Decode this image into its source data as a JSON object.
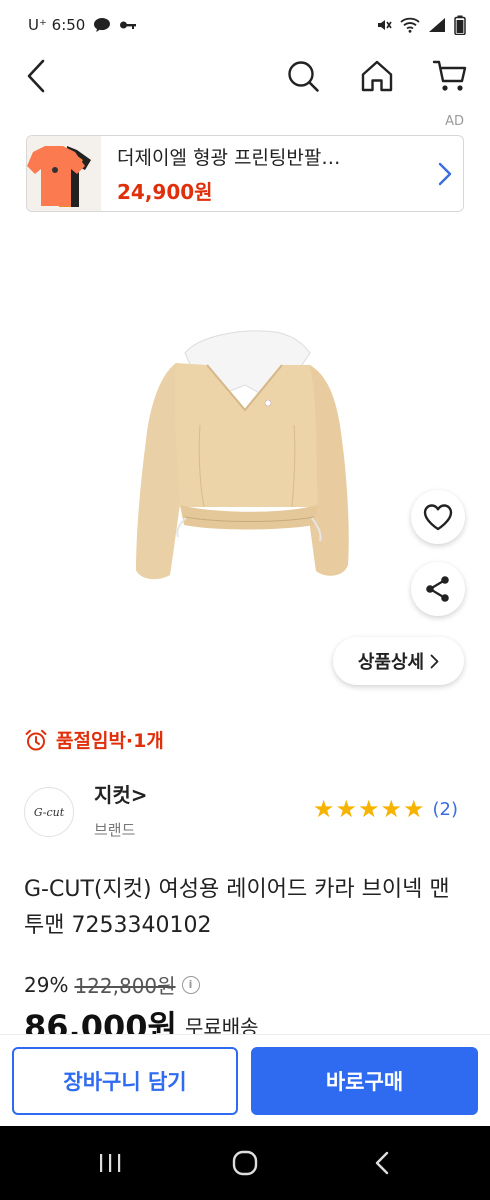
{
  "status_bar": {
    "carrier_time": "U⁺ 6:50",
    "icons": [
      "chat-bubble-icon",
      "key-icon",
      "mute-icon",
      "wifi-icon",
      "signal-icon",
      "battery-icon"
    ]
  },
  "top_nav": {
    "icons": [
      "back-arrow-icon",
      "search-icon",
      "home-icon",
      "cart-icon"
    ]
  },
  "ad": {
    "label": "AD",
    "title": "더제이엘 형광 프린팅반팔…",
    "price": "24,900원"
  },
  "product": {
    "detail_button": "상품상세",
    "stock_alert": "품절임박·1개",
    "brand": {
      "logo_text": "G-cut",
      "name": "지컷>",
      "sub": "브랜드"
    },
    "rating": {
      "stars": 5,
      "count": "(2)"
    },
    "title": "G-CUT(지컷) 여성용 레이어드 카라 브이넥 맨투맨 7253340102",
    "discount": "29%",
    "original_price": "122,800원",
    "sale_price": "86,000원",
    "shipping": "무료배송"
  },
  "actions": {
    "add_to_cart": "장바구니 담기",
    "buy_now": "바로구매"
  },
  "colors": {
    "accent_blue": "#2f6bf0",
    "alert_red": "#e0300b",
    "star_gold": "#f6b400",
    "sweater_beige": "#ead0a6"
  }
}
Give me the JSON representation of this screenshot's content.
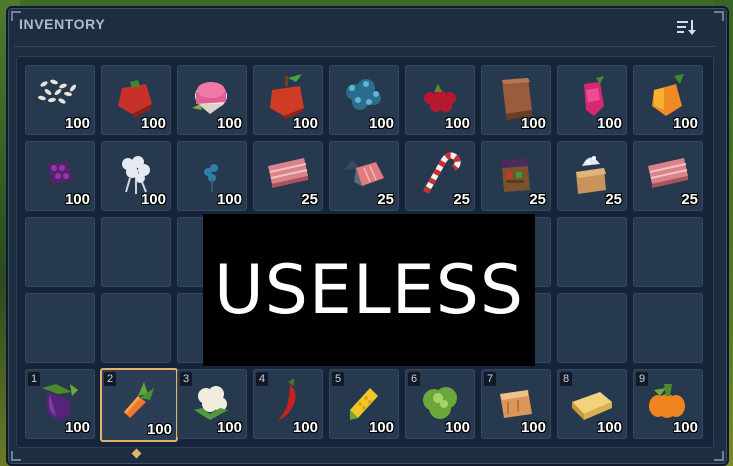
{
  "inventory": {
    "title": "INVENTORY",
    "sort_icon": "sort-icon",
    "rows": [
      [
        {
          "name": "rice",
          "qty": "100"
        },
        {
          "name": "tomato",
          "qty": "100"
        },
        {
          "name": "radish",
          "qty": "100"
        },
        {
          "name": "apple",
          "qty": "100"
        },
        {
          "name": "blue-berry-bush",
          "qty": "100"
        },
        {
          "name": "red-berries",
          "qty": "100"
        },
        {
          "name": "wood-block",
          "qty": "100"
        },
        {
          "name": "pink-berry",
          "qty": "100"
        },
        {
          "name": "orange-pepper",
          "qty": "100"
        }
      ],
      [
        {
          "name": "purple-berry",
          "qty": "100"
        },
        {
          "name": "white-flower",
          "qty": "100"
        },
        {
          "name": "blue-flower",
          "qty": "100"
        },
        {
          "name": "bacon",
          "qty": "25"
        },
        {
          "name": "fish-fillet",
          "qty": "25"
        },
        {
          "name": "candy-cane",
          "qty": "25"
        },
        {
          "name": "market-stall",
          "qty": "25"
        },
        {
          "name": "ice-box",
          "qty": "25"
        },
        {
          "name": "bacon",
          "qty": "25"
        }
      ]
    ],
    "hotbar": [
      {
        "key": "1",
        "name": "eggplant",
        "qty": "100"
      },
      {
        "key": "2",
        "name": "carrot",
        "qty": "100",
        "selected": true
      },
      {
        "key": "3",
        "name": "cauliflower",
        "qty": "100"
      },
      {
        "key": "4",
        "name": "chili-pepper",
        "qty": "100"
      },
      {
        "key": "5",
        "name": "corn",
        "qty": "100"
      },
      {
        "key": "6",
        "name": "cabbage",
        "qty": "100"
      },
      {
        "key": "7",
        "name": "bread",
        "qty": "100"
      },
      {
        "key": "8",
        "name": "cheese",
        "qty": "100"
      },
      {
        "key": "9",
        "name": "pumpkin",
        "qty": "100"
      }
    ]
  },
  "overlay_text": "USELESS",
  "colors": {
    "panel": "#1d2e41",
    "slot": "#27394f",
    "selected_border": "#e1b46a"
  }
}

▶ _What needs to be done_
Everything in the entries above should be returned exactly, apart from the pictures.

▶ _Expected answer_
Decode this image into its source data as a JSON object.
{
  "status_bar": {
    "carrier_time": "U⁺ 6:50",
    "icons": [
      "chat-bubble-icon",
      "key-icon",
      "mute-icon",
      "wifi-icon",
      "signal-icon",
      "battery-icon"
    ]
  },
  "top_nav": {
    "icons": [
      "back-arrow-icon",
      "search-icon",
      "home-icon",
      "cart-icon"
    ]
  },
  "ad": {
    "label": "AD",
    "title": "더제이엘 형광 프린팅반팔…",
    "price": "24,900원"
  },
  "product": {
    "detail_button": "상품상세",
    "stock_alert": "품절임박·1개",
    "brand": {
      "logo_text": "G-cut",
      "name": "지컷>",
      "sub": "브랜드"
    },
    "rating": {
      "stars": 5,
      "count": "(2)"
    },
    "title": "G-CUT(지컷) 여성용 레이어드 카라 브이넥 맨투맨 7253340102",
    "discount": "29%",
    "original_price": "122,800원",
    "sale_price": "86,000원",
    "shipping": "무료배송"
  },
  "actions": {
    "add_to_cart": "장바구니 담기",
    "buy_now": "바로구매"
  },
  "colors": {
    "accent_blue": "#2f6bf0",
    "alert_red": "#e0300b",
    "star_gold": "#f6b400",
    "sweater_beige": "#ead0a6"
  }
}
Give me the JSON representation of this screenshot's content.
{
  "inventory": {
    "title": "INVENTORY",
    "sort_icon": "sort-icon",
    "rows": [
      [
        {
          "name": "rice",
          "qty": "100"
        },
        {
          "name": "tomato",
          "qty": "100"
        },
        {
          "name": "radish",
          "qty": "100"
        },
        {
          "name": "apple",
          "qty": "100"
        },
        {
          "name": "blue-berry-bush",
          "qty": "100"
        },
        {
          "name": "red-berries",
          "qty": "100"
        },
        {
          "name": "wood-block",
          "qty": "100"
        },
        {
          "name": "pink-berry",
          "qty": "100"
        },
        {
          "name": "orange-pepper",
          "qty": "100"
        }
      ],
      [
        {
          "name": "purple-berry",
          "qty": "100"
        },
        {
          "name": "white-flower",
          "qty": "100"
        },
        {
          "name": "blue-flower",
          "qty": "100"
        },
        {
          "name": "bacon",
          "qty": "25"
        },
        {
          "name": "fish-fillet",
          "qty": "25"
        },
        {
          "name": "candy-cane",
          "qty": "25"
        },
        {
          "name": "market-stall",
          "qty": "25"
        },
        {
          "name": "ice-box",
          "qty": "25"
        },
        {
          "name": "bacon",
          "qty": "25"
        }
      ]
    ],
    "hotbar": [
      {
        "key": "1",
        "name": "eggplant",
        "qty": "100"
      },
      {
        "key": "2",
        "name": "carrot",
        "qty": "100",
        "selected": true
      },
      {
        "key": "3",
        "name": "cauliflower",
        "qty": "100"
      },
      {
        "key": "4",
        "name": "chili-pepper",
        "qty": "100"
      },
      {
        "key": "5",
        "name": "corn",
        "qty": "100"
      },
      {
        "key": "6",
        "name": "cabbage",
        "qty": "100"
      },
      {
        "key": "7",
        "name": "bread",
        "qty": "100"
      },
      {
        "key": "8",
        "name": "cheese",
        "qty": "100"
      },
      {
        "key": "9",
        "name": "pumpkin",
        "qty": "100"
      }
    ]
  },
  "overlay_text": "USELESS",
  "colors": {
    "panel": "#1d2e41",
    "slot": "#27394f",
    "selected_border": "#e1b46a"
  }
}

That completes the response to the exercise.